• DATASET ENTRIES
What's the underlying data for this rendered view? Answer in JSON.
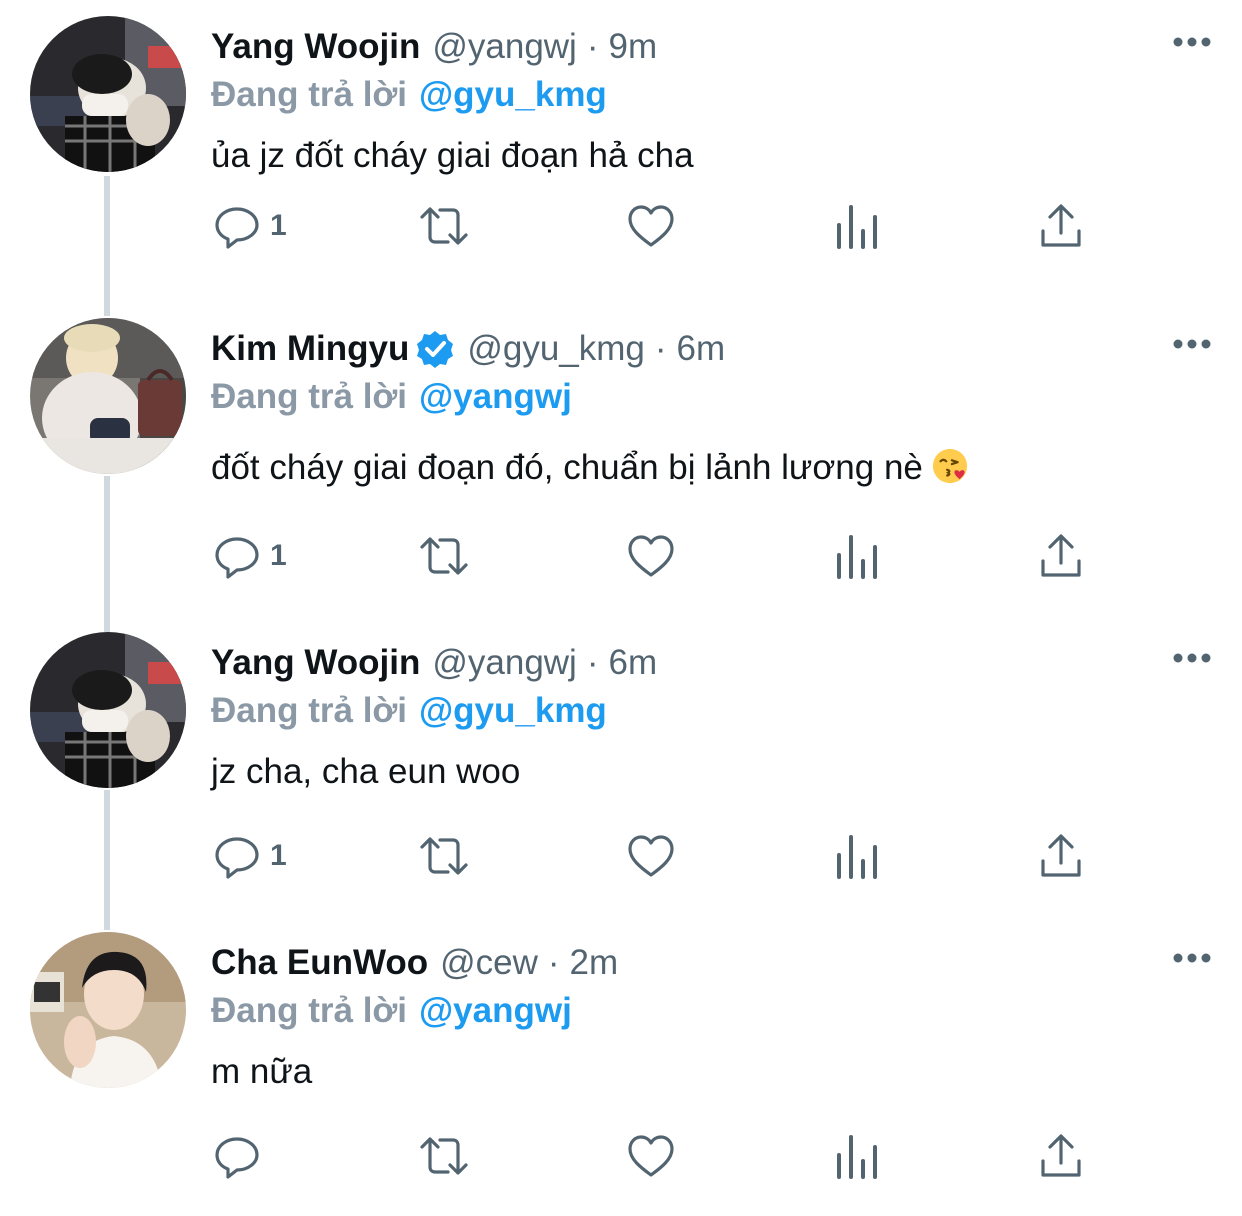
{
  "colors": {
    "text": "#0f1419",
    "muted": "#536471",
    "link": "#1d9bf0",
    "reply_prefix": "#8b98a5",
    "thread_line": "#cfd9de",
    "verified": "#1d9bf0"
  },
  "tweets": [
    {
      "name": "Yang Woojin",
      "handle": "@yangwj",
      "separator": "·",
      "time": "9m",
      "verified": false,
      "reply_prefix": "Đang trả lời",
      "reply_to": "@gyu_kmg",
      "text": "ủa jz đốt cháy giai đoạn hả cha",
      "reply_count": "1",
      "avatar_icon": "avatar-yang-woojin"
    },
    {
      "name": "Kim Mingyu",
      "handle": "@gyu_kmg",
      "separator": "·",
      "time": "6m",
      "verified": true,
      "reply_prefix": "Đang trả lời",
      "reply_to": "@yangwj",
      "text": "đốt cháy giai đoạn đó, chuẩn bị lảnh lương nè",
      "text_emoji": "face-blowing-a-kiss-icon",
      "reply_count": "1",
      "avatar_icon": "avatar-kim-mingyu"
    },
    {
      "name": "Yang Woojin",
      "handle": "@yangwj",
      "separator": "·",
      "time": "6m",
      "verified": false,
      "reply_prefix": "Đang trả lời",
      "reply_to": "@gyu_kmg",
      "text": "jz cha, cha eun woo",
      "reply_count": "1",
      "avatar_icon": "avatar-yang-woojin"
    },
    {
      "name": "Cha EunWoo",
      "handle": "@cew",
      "separator": "·",
      "time": "2m",
      "verified": false,
      "reply_prefix": "Đang trả lời",
      "reply_to": "@yangwj",
      "text": "m nữa",
      "reply_count": "",
      "avatar_icon": "avatar-cha-eunwoo"
    }
  ],
  "icons": {
    "reply": "reply-icon",
    "retweet": "retweet-icon",
    "like": "heart-icon",
    "views": "analytics-icon",
    "share": "share-icon",
    "more": "more-dots-icon"
  }
}
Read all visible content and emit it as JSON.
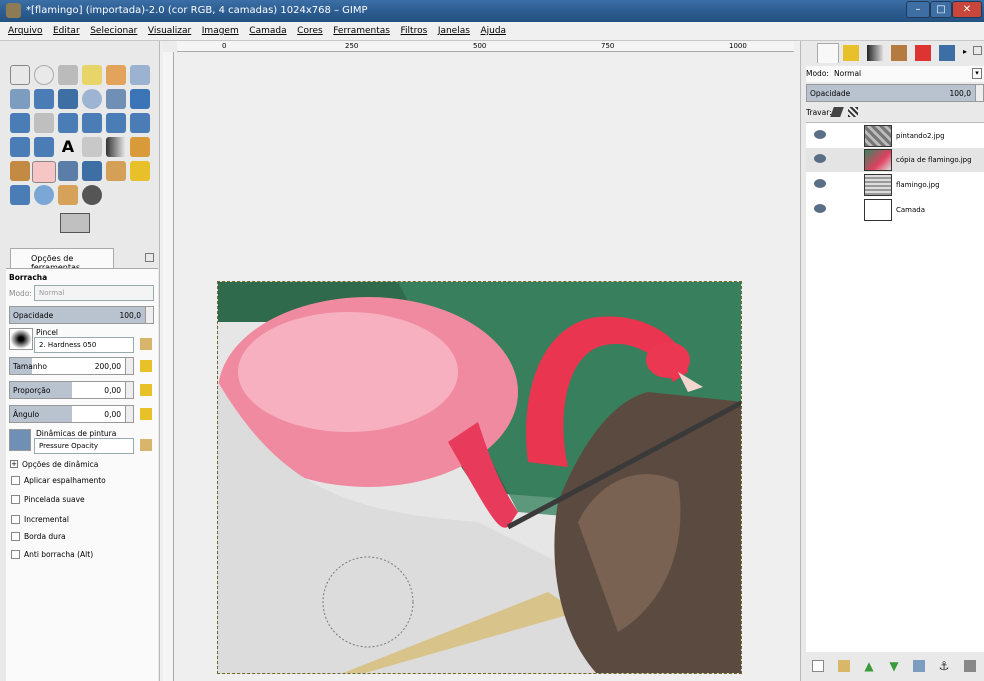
{
  "window": {
    "title": "*[flamingo] (importada)-2.0 (cor RGB, 4 camadas) 1024x768 – GIMP",
    "minimize": "–",
    "maximize": "□",
    "close": "✕"
  },
  "menu": [
    "Arquivo",
    "Editar",
    "Selecionar",
    "Visualizar",
    "Imagem",
    "Camada",
    "Cores",
    "Ferramentas",
    "Filtros",
    "Janelas",
    "Ajuda"
  ],
  "ruler": {
    "ticks": [
      "0",
      "250",
      "500",
      "750",
      "1000"
    ]
  },
  "tool_options": {
    "tab_label": "Opções de ferramentas",
    "tool_name": "Borracha",
    "mode_label": "Modo:",
    "mode_value": "Normal",
    "opacity": {
      "label": "Opacidade",
      "value": "100,0",
      "fraction": 1.0
    },
    "brush": {
      "label": "Pincel",
      "value": "2. Hardness 050"
    },
    "size": {
      "label": "Tamanho",
      "value": "200,00",
      "fraction": 0.18
    },
    "ratio": {
      "label": "Proporção",
      "value": "0,00",
      "fraction": 0.5
    },
    "angle": {
      "label": "Ângulo",
      "value": "0,00",
      "fraction": 0.5
    },
    "dynamics": {
      "label": "Dinâmicas de pintura",
      "value": "Pressure Opacity"
    },
    "dynamics_options": "Opções de dinâmica",
    "checkboxes": [
      "Aplicar espalhamento",
      "Pincelada suave",
      "Incremental",
      "Borda dura",
      "Anti borracha (Alt)"
    ]
  },
  "layers": {
    "mode_label": "Modo:",
    "mode_value": "Normal",
    "opacity_label": "Opacidade",
    "opacity_value": "100,0",
    "lock_label": "Travar:",
    "items": [
      {
        "name": "pintando2.jpg"
      },
      {
        "name": "cópia de flamingo.jpg"
      },
      {
        "name": "flamingo.jpg"
      },
      {
        "name": "Camada"
      }
    ]
  },
  "colors": {
    "titlebar": "#2a5a8f",
    "close_button": "#c9463d",
    "active_tool": "#f6c6c6"
  }
}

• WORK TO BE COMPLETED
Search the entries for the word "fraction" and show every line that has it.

• REPLY
      "fraction": 1.0
      "fraction": 0.18
      "fraction": 0.5
      "fraction": 0.5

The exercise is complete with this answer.